President Reagan once stated, “I believe the best social program is a job.” That simple truth remains and the Biden Administration would be wise to heed it.
The $2 trillion Biden plan will directly reduce wages, eliminate jobs, and restrict economic growth while decreasing private market investment, ultimately causing the U.S. to become less competitive. Why is that?
Because, among several other reasons, the proposal will increase the tax burden on entrepreneurs who create the very jobs a strong economy needs by raising the corporate tax rate to 28 percent from 21 percent. Biden also plans to raise the long-term capital gains tax rate from its current 23.8% to a whopping 43.4%. (Note, the top capital gains tax rate for Chinese investors is only 20%. Yes, that means the U.S. will be punishing investors more than Communist China).
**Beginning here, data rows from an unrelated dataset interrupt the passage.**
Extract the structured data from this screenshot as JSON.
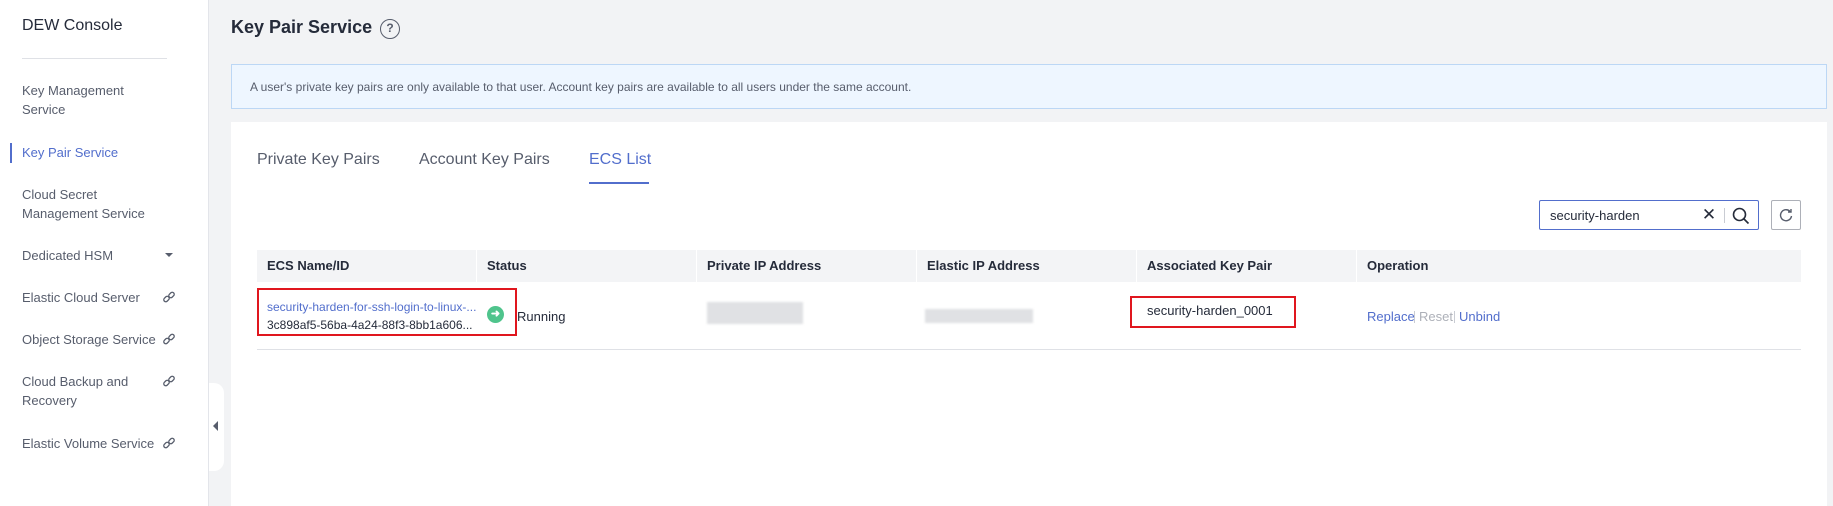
{
  "sidebar": {
    "title": "DEW Console",
    "items": [
      {
        "label": "Key Management Service"
      },
      {
        "label": "Key Pair Service"
      },
      {
        "label": "Cloud Secret Management Service"
      },
      {
        "label": "Dedicated HSM",
        "icon": "chevron-down-icon"
      },
      {
        "label": "Elastic Cloud Server",
        "icon": "link-icon"
      },
      {
        "label": "Object Storage Service",
        "icon": "link-icon"
      },
      {
        "label": "Cloud Backup and Recovery",
        "icon": "link-icon"
      },
      {
        "label": "Elastic Volume Service",
        "icon": "link-icon"
      }
    ],
    "active_item": "Key Pair Service"
  },
  "header": {
    "title": "Key Pair Service",
    "help_glyph": "?"
  },
  "info_banner": {
    "text": "A user's private key pairs are only available to that user. Account key pairs are available to all users under the same account."
  },
  "tabs": [
    {
      "label": "Private Key Pairs"
    },
    {
      "label": "Account Key Pairs"
    },
    {
      "label": "ECS List"
    }
  ],
  "active_tab": "ECS List",
  "search": {
    "value": "security-harden"
  },
  "table": {
    "columns": [
      "ECS Name/ID",
      "Status",
      "Private IP Address",
      "Elastic IP Address",
      "Associated Key Pair",
      "Operation"
    ],
    "rows": [
      {
        "name": "security-harden-for-ssh-login-to-linux-...",
        "id": "3c898af5-56ba-4a24-88f3-8bb1a606...",
        "status": "Running",
        "associated_key_pair": "security-harden_0001",
        "operations": {
          "replace": "Replace",
          "reset": "Reset",
          "unbind": "Unbind"
        }
      }
    ]
  },
  "colors": {
    "accent": "#526ecc",
    "highlight": "#e0161e",
    "status_running": "#4fc48c"
  }
}
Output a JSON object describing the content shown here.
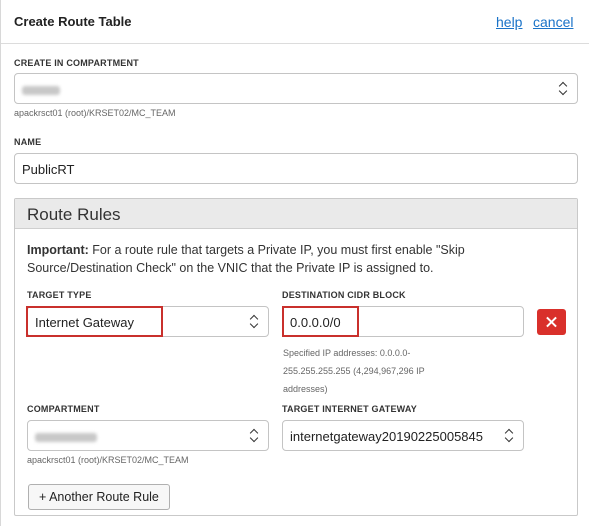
{
  "header": {
    "title": "Create Route Table",
    "help_label": "help",
    "cancel_label": "cancel"
  },
  "compartment": {
    "label": "CREATE IN COMPARTMENT",
    "value": "MC_TEAM",
    "path_hint": "apackrsct01 (root)/KRSET02/MC_TEAM"
  },
  "name": {
    "label": "NAME",
    "value": "PublicRT"
  },
  "route_rules": {
    "title": "Route Rules",
    "important_label": "Important:",
    "important_text": " For a route rule that targets a Private IP, you must first enable \"Skip Source/Destination Check\" on the VNIC that the Private IP is assigned to.",
    "rule": {
      "target_type_label": "TARGET TYPE",
      "target_type_value": "Internet Gateway",
      "destination_label": "DESTINATION CIDR BLOCK",
      "destination_value": "0.0.0.0/0",
      "destination_hint_1": "Specified IP addresses: 0.0.0.0-",
      "destination_hint_2": "255.255.255.255 (4,294,967,296 IP",
      "destination_hint_3": "addresses)",
      "compartment_label": "COMPARTMENT",
      "compartment_value": "MC_TEAM",
      "compartment_hint": "apackrsct01 (root)/KRSET02/MC_TEAM",
      "target_gateway_label": "TARGET INTERNET GATEWAY",
      "target_gateway_value": "internetgateway20190225005845"
    },
    "add_rule_label": "+ Another Route Rule"
  },
  "colors": {
    "link": "#1a73c8",
    "highlight": "#c9302c",
    "delete_button": "#d9302b"
  },
  "icons": {
    "select_chevron": "chevron-up-down-icon",
    "delete": "close-icon"
  }
}
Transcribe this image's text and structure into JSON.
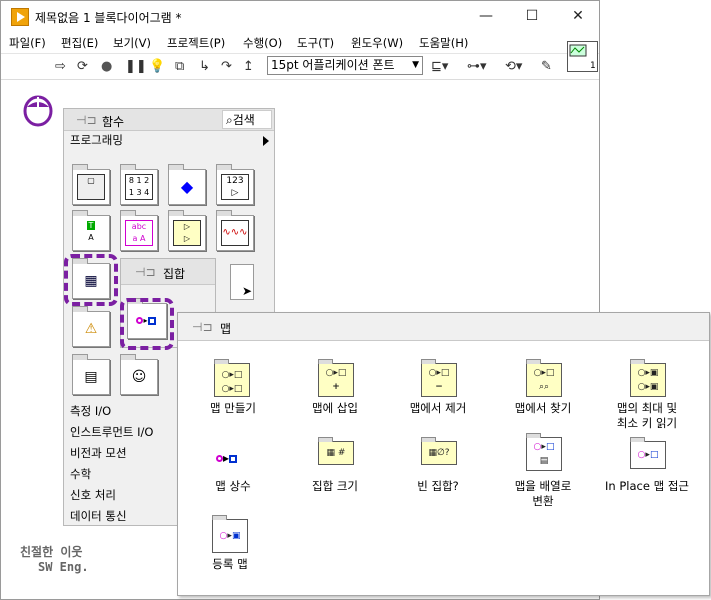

The corporate and capital gains tax rates are damaging enough but that, unfortunately, is not all the Biden plan does. Among other things, it will also add a new minimum 15% tax on “book income” (income corporations publicly report on their financial statements to shareholders), increase taxes on multinational corporations based in the U.S., and undermine and weaken American competitiveness through a new international agreement between high-tax countries. (Heritage.org). It will also continue hammering the fossil-fuel industry, this time with targeted tax increases. (Recall on his first day in office Pres. Biden revoked a permit for the Keystone XL oil pipeline and also froze new leases for oil and gas drilling on federal lands and the issuance of new drilling permits).
What does all of this mean? In the simplest terms, if our federal (or state) government too heavily taxes economic activity we will have less economic activity. Taxes create a disincentive to provide or produce goods or services. For this reason, the power to tax is also the power to destroy. (Chief Justice John Marshall). Along these same lines we should also note that one of the most critical elements of job and business creation is the presence of individuals who are willing to take a risk—often a significant financial risk—that their business will succeed. The way you entice these individuals to do that is with affordable financial capital (start-up/investment dollars) to buy the equipment, lease or buy the space and/or location, and hire the people they will need to launch their business. If they cannot afford to borrow this start-up capital the business—and those jobs—will never be created.
Although we never seem to learn it, the lesson never changes: when government dramatically increases spending and significantly raises taxes the result is less economic growth, fewer jobs, and lower wages. Always. And, given that we are still recovering from government mandated Covid shutdowns the last thing we need to do is impose huge new taxes.
Taken together, these plans and the vast new taxes they include serve to put a drag on our increasingly vibrant post-Covid economy. I am hopeful that Congress will reject such harmful tax increases and instead focus on a concrete pro-growth agenda that keeps all taxes low—and job creators and job creation thriving in our economy.